» WHAT TO DO
Below are some entries; state how many of their lines contain the word "Tension", with nothing else in the reply.

» EXCERPTED DATA
::::

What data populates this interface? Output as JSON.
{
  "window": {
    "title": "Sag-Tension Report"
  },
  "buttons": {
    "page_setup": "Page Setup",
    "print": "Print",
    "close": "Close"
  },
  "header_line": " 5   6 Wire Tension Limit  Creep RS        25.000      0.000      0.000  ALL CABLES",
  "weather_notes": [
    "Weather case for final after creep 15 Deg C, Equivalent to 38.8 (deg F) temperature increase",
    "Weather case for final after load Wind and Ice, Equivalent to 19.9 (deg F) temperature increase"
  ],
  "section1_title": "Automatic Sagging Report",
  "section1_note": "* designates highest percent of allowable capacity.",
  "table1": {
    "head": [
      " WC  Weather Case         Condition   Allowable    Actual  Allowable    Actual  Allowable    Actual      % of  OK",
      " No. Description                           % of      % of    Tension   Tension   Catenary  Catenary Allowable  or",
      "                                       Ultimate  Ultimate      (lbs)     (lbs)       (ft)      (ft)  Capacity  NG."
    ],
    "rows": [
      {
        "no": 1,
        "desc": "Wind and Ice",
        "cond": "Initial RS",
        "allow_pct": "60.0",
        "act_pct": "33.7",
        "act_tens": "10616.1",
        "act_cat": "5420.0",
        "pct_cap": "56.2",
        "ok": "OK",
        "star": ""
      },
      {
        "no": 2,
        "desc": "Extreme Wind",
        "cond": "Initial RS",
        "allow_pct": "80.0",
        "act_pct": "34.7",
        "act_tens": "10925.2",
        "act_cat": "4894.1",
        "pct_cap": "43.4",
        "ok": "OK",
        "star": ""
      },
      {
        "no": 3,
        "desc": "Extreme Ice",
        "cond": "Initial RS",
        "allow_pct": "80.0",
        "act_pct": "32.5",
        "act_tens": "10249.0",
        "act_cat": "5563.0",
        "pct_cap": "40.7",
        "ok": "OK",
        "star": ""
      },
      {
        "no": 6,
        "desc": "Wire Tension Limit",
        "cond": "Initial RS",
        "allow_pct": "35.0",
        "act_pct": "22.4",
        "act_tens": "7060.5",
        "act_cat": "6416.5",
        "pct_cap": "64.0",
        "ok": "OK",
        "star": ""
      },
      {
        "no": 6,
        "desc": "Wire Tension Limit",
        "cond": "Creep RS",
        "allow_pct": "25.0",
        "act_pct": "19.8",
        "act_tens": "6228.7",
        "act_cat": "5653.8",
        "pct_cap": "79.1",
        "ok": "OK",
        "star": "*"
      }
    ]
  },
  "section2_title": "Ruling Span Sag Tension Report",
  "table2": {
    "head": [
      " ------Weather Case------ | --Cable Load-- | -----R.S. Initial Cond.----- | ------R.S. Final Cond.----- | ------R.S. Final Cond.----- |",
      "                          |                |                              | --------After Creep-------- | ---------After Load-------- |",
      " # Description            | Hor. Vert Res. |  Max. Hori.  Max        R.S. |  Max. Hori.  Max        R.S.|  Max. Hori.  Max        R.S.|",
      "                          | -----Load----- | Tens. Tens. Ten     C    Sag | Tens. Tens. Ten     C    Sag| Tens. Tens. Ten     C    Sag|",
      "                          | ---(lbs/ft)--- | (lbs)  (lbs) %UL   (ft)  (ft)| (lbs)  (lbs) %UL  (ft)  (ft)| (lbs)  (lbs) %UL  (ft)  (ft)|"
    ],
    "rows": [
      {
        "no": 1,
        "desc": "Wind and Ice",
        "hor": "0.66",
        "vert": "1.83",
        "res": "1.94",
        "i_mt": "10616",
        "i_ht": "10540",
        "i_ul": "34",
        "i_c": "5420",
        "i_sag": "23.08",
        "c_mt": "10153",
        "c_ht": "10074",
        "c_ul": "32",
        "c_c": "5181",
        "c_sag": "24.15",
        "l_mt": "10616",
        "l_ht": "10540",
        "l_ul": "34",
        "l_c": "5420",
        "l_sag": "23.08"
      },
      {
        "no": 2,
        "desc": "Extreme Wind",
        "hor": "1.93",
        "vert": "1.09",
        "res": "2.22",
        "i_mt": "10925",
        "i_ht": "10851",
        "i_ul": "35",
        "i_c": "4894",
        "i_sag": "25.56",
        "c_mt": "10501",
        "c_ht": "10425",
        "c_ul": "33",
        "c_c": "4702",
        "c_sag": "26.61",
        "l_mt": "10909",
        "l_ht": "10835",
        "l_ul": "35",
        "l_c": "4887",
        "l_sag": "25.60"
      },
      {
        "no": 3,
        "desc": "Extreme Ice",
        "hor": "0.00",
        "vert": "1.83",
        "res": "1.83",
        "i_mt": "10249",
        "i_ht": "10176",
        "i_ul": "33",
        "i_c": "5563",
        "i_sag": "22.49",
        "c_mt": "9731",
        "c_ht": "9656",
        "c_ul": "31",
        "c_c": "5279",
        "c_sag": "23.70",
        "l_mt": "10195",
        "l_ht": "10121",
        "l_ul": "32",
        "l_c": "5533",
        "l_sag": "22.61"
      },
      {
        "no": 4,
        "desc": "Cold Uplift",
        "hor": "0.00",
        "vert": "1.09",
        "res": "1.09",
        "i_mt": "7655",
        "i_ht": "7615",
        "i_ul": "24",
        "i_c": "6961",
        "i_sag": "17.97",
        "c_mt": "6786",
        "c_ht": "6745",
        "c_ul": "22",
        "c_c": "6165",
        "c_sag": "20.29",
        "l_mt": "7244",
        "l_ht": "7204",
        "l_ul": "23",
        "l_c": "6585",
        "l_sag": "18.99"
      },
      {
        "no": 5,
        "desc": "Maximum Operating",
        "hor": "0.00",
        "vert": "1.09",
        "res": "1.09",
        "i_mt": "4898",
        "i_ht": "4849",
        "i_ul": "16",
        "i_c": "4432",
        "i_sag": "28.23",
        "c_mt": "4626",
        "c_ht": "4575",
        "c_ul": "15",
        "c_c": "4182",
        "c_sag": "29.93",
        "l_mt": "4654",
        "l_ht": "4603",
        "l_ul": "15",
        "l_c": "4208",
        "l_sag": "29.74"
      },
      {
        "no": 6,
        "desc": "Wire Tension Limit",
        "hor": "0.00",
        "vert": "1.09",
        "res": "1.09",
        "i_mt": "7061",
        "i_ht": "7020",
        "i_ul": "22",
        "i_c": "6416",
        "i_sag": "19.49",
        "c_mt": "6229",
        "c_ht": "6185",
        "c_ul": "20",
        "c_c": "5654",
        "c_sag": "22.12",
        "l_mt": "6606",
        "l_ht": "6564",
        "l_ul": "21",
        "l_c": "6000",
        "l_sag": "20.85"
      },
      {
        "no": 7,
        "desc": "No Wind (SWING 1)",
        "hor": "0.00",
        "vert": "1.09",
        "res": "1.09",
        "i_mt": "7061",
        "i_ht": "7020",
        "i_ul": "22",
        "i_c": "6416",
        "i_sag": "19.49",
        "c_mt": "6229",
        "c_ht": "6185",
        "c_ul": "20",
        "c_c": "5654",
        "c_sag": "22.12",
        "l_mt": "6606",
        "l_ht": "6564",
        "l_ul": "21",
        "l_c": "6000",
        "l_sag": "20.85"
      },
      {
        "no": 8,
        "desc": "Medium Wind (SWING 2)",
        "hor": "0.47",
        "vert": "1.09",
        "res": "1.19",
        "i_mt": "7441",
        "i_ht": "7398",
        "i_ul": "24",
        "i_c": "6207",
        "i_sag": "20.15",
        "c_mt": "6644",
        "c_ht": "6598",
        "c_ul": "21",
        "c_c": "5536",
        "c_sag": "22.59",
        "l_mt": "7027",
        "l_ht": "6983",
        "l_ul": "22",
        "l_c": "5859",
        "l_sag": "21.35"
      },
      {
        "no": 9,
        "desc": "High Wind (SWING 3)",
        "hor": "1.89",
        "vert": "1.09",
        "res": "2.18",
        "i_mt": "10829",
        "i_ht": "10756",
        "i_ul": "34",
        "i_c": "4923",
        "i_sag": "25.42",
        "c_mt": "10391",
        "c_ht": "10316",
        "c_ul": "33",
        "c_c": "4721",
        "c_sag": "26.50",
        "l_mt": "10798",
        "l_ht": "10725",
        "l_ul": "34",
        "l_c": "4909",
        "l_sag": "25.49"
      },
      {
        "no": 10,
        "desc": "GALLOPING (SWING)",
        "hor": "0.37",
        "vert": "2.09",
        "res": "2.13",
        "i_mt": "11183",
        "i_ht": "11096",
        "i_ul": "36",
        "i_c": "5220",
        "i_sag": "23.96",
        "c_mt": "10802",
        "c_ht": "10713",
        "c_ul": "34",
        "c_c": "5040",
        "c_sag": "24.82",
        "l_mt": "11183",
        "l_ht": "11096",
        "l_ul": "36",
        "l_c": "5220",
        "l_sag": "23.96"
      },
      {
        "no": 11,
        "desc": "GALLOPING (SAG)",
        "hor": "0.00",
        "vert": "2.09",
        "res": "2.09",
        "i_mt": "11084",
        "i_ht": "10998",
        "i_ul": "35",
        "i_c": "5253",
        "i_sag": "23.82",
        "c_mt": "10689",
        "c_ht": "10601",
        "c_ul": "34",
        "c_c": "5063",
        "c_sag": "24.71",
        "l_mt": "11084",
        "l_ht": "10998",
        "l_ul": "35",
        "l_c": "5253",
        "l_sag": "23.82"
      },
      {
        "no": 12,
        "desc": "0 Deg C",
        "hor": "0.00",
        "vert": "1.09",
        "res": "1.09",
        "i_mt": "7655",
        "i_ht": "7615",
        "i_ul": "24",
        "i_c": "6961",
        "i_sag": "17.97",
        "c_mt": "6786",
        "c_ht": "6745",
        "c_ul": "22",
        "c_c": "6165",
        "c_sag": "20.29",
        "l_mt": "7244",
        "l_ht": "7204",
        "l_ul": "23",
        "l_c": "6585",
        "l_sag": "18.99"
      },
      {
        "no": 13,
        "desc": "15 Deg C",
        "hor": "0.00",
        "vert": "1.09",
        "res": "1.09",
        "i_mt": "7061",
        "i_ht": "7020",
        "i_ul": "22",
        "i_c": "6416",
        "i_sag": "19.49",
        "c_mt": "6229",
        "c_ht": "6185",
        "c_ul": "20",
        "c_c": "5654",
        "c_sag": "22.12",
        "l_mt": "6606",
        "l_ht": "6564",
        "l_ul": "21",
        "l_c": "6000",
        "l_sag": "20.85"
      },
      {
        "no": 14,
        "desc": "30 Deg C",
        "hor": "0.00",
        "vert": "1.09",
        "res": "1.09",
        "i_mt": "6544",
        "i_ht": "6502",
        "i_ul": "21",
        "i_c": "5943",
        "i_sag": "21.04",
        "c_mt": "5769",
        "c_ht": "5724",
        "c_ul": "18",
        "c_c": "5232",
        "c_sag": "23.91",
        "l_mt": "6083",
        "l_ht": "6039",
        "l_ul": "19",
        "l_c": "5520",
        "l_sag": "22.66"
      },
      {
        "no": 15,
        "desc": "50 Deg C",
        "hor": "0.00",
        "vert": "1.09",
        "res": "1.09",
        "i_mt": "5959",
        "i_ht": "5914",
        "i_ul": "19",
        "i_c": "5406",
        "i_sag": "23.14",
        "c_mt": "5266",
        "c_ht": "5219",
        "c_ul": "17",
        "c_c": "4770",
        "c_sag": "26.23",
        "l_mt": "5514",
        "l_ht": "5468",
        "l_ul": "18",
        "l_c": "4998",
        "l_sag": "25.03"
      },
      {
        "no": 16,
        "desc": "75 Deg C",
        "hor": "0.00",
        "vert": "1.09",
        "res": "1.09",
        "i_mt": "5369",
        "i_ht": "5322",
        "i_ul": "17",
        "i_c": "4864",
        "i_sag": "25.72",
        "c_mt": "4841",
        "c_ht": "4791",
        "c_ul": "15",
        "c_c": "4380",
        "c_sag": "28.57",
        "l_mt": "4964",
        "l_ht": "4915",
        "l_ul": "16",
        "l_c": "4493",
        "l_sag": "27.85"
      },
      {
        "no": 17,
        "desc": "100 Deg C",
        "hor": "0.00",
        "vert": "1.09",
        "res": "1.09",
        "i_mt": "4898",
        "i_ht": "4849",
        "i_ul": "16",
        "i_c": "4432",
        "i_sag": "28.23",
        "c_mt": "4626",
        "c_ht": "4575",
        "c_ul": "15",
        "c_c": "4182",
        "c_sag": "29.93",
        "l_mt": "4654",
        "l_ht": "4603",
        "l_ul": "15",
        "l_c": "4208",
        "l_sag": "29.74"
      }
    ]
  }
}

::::

» EXPECTED ANSWER
7